╭──

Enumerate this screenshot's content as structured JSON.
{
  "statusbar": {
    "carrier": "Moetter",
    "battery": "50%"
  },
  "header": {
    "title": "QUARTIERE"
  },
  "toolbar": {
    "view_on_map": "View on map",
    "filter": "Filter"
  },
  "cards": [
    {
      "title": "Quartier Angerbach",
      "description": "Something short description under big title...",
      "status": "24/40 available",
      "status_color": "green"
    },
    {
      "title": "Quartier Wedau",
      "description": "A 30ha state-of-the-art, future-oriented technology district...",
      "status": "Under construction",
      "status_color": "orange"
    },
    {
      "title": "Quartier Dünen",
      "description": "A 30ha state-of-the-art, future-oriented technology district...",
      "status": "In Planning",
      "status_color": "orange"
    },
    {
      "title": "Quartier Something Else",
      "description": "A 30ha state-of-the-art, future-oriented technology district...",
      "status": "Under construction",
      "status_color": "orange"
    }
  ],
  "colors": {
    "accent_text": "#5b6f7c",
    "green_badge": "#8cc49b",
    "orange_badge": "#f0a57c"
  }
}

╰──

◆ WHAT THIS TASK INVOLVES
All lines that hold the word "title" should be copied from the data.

◆ RESULT BELOW
    "title": "QUARTIERE"
      "title": "Quartier Angerbach",
      "description": "Something short description under big title...",
      "title": "Quartier Wedau",
      "title": "Quartier Dünen",
      "title": "Quartier Something Else",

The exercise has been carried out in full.